So, if a worker were to finish all their assigned work ahead of time, they may find themselves creating ‘busy work’ or stretching out an easy task in order to seem like they are working hard during these extra hours.

The online newspaper, Japan Today, conducted a survey as to why its readers felt that Japanese people worked so many hours. The results were varied, with reasons ranging from company loyalty to low productivity and stretched out tasks to fear of disturbing the status quo, and not doing what is expected of them will result in disciplinary actions. (3)




There are companies in Japan that flagrantly ignore the regulations set in place to protect workers from abuses. These companies have been given the nickname ‘Black Companies’. A survey in December, reported that of the 5,111 companies surveyed, 82%, or 4,189 of them were clearly violating labor laws or engaging in illegal business practices. Workers were often forced to work extra hours by receiving disapproval from co-workers, finding themselves passed over for advancement, or not having their contracts renewed if they were not seen to be devoting themselves to the company. (4)

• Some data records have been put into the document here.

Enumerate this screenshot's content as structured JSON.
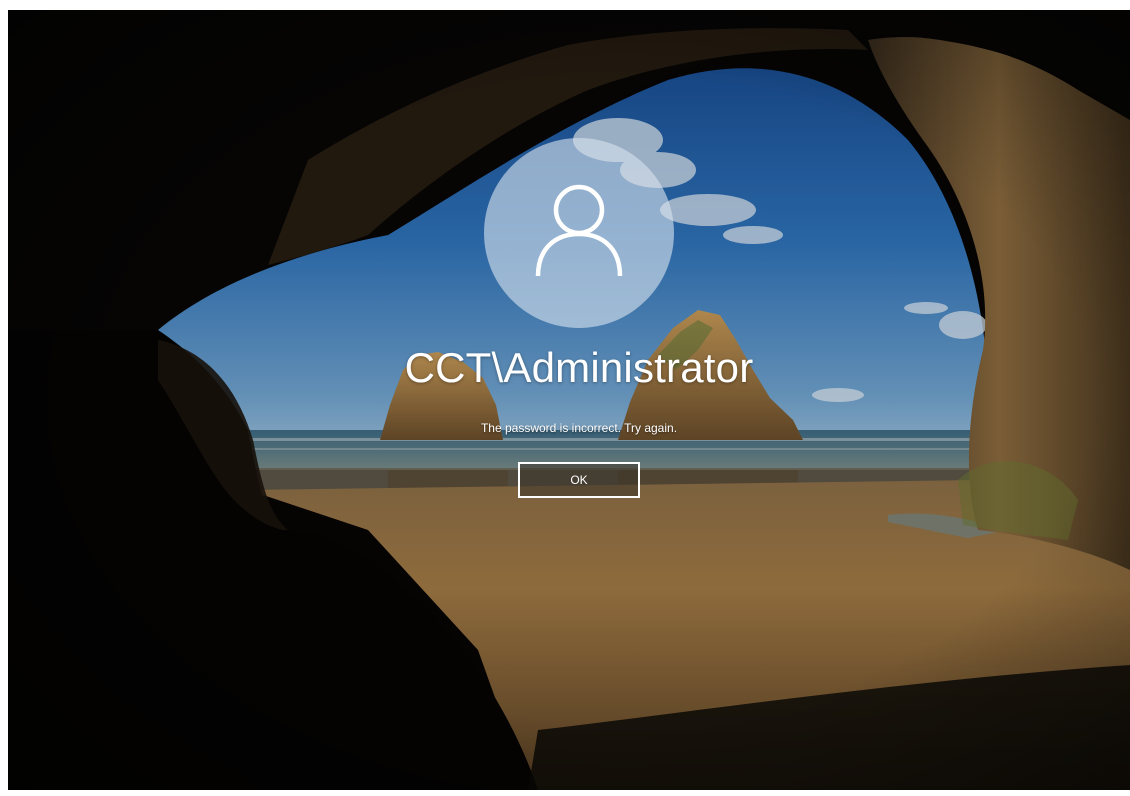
{
  "login": {
    "username": "CCT\\Administrator",
    "message": "The password is incorrect. Try again.",
    "ok_label": "OK"
  },
  "icons": {
    "avatar": "user-avatar-icon"
  },
  "colors": {
    "text": "#ffffff",
    "avatar_bg": "#d6e2ee",
    "sky": "#2e6fb8",
    "sand": "#a2783f",
    "cave": "#050505"
  }
}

The Ministry of Health, Labor and Welfare intends to publish the names of the companies in question, if they fail to clean up their acts. Yet, with so many companies in clear violation of the laws, it is unlikely that such a small measure will have an effect. The Ministry will need to implement harsher penalties to the Black Companies if they want to see any changes. This is especially true, with the ever increasing number of young people leaving the workplace, or worse, suffering from 過労死, or karoshi (4)




Karoshi roughly translates as ‘death from overwork’, and it is somewhat ominous that Japanese has a specific word for this tragic circumstance. An extreme example of this would be the Watami Food Service Company, which hired a new female employee, and, according to an investigator, forced her to work more than 140 hours of overtime a month. Tragically, the woman committed suicide after enduring two months of such an oppressive work-environment. (2)

Karoshi is a terrible thing, and is one of the reasons attributed to Japan’s extremely high suicide rate. Lower level employees are de-humanized by the faceless companies and feel alienated, as though they have nothing to live for but work. (1,2)




About a month ago, my school’s Vice-Principal made an announcement during the morning meeting on a Friday. I didn’t catch everything, but I heard a reference to the upcoming three day weekend. Of course, this made me fear for my day off, so I made a bee-line for the nearest English teacher. It turns out that he was actually saying that the staff-room would be locked at 6pm, and would stay locked for the whole weekend. That’s good, right?

The teacher did not think so. He said he had work to do, and by forcing him to leave the office, he would have to work at home. This is by no means a once-off thing. Many companies have introduced similar practices, to try to force people to take time off. This has been met with mixed results, including reports of workers pretending to go home, and then sneaking back into their office to work in the dark. Despite this, and resistance from other areas, these ‘go home’ days, are becoming more common, especially in the wake of the survey.

Of course, this is just like putting a band-aid on a serious wound. Sure it’s a good idea, and it’s a step in the right direction, but a lot more is needed. A lot of people, especially in the survey already mentioned, believe that such a major social change is next to impossible to achieve in Japan. They believe that the strict social hierarchies will prevent lower level employees from being able to take advantage of the new rules and regulations. (3)